Digimon World: Next Order Switch review - A Machinedramon with blood red eyes screeching towards the camera

Why did I go on a quick tangent about raising Digimon when I was meant to be telling you about the story? Well, the game frequently has big difficulty spikes and if you’re Digimon are under-leveled or not at the correct development stage, there’s no way you can progress and learn more about the mystery. This is also a recurring issue, as if your Digimon passes away, you’re back to square one and need to return to the gym for more grinding.

The second aspect that stilts the story occasionally is the villager recruitment. This is much more interesting than training though, so I’m a little more forgiving. To bring Floatia back to its former glory you must travel around the world and complete tasks for Digimon in the wild to make them agree to come back to town. This pauses the story frequently as Jijimon just won’t tell you what needs to happen next unless your village’s prosperity level is over a certain number.

I know I’ve made training and recruitment seem tedious, but as I mentioned at the top of this review, I love Digimon and I love Digivices. Spending time in the gym grinding up my stats doesn’t bother me too much, I wholeheartedly enjoy unlocking new Digimon from the roster of over 200 and making a more powerful team, and as for recruitment, seeing Floatia expand and being able to do fresh new things about town is immensely satisfying. However! I very much believe this is an acquired taste.
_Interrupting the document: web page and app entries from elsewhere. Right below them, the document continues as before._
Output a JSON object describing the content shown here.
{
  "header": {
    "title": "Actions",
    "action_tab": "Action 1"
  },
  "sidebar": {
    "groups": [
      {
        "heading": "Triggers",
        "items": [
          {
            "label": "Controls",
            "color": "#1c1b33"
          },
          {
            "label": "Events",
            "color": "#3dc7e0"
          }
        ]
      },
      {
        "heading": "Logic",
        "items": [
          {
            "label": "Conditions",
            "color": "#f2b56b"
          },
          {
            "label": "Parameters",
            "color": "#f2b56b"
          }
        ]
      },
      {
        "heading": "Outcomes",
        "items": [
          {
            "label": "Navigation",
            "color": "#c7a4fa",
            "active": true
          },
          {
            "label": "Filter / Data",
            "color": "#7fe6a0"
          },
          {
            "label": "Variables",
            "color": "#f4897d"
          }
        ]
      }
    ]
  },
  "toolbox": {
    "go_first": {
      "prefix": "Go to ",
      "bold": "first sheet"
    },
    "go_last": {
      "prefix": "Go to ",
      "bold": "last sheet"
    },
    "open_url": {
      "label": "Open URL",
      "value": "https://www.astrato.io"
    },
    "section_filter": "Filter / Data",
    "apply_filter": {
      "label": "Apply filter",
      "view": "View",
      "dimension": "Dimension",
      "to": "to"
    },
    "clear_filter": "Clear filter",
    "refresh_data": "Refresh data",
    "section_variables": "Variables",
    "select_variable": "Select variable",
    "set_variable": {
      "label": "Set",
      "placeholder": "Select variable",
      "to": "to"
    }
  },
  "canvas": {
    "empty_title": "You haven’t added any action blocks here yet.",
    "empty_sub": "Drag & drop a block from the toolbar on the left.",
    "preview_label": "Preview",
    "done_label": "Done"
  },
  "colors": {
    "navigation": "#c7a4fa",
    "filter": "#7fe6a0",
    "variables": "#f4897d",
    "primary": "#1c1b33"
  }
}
Digimon World: Next Order Switch review - the protagonist and a Patamon having a chat in the wilderness

I also think you need to manage your expectations if you’re a fan of another massive ‘mon series. Don’t expect turn-based battles going into Next Order, as the combat is also pretty unique in that your Digimon do mostly what they please while you cheer from the sideline. After enough support, you build up points and can choose moves, different types of in-battle digivolution, and passive boosts.

When you finally get in the swing of things, the gameplay loop of training up your Digimon, gathering resources, recruiting new townsfolk, and unravelling the story is pretty darn satisfying, and being able to pass through a previously impossible area with ease is a great feeling.

Now, “how does Digimon World: Next Order run on Nintendo Switch?” I hear you all scream… The answer to that is, perfectly! Quick load times, no lag, and the big selling point for me, portability. I completed Next Order on PS4 back in the day and desperately wanted a portable way to play (the PSVita version only ever released in Japan) so I could grind away while also watching a bit of television in the background, and the Switch is absolutely perfect for this.

Digimon World: Next Order Switch review - the statistics screen for a Psychemon

You all know about the Switch performance now, so the screams have naturally changed into “should I buy Next Order?!” and you know what, maybe? If you have blinding Digimon nostalgia, love cute creatures, and want to essentially play an open-world Tamagotchi simulator, go ahead. I love this game, but I can see its flaws, and I would love to see a future entry into the series with a little more polish and a little less tedium.

For more content like this, head on over to our list of the best Digimon games, our Digimon Survive review, and our Pokédex if you prefer your monsters in your pocket.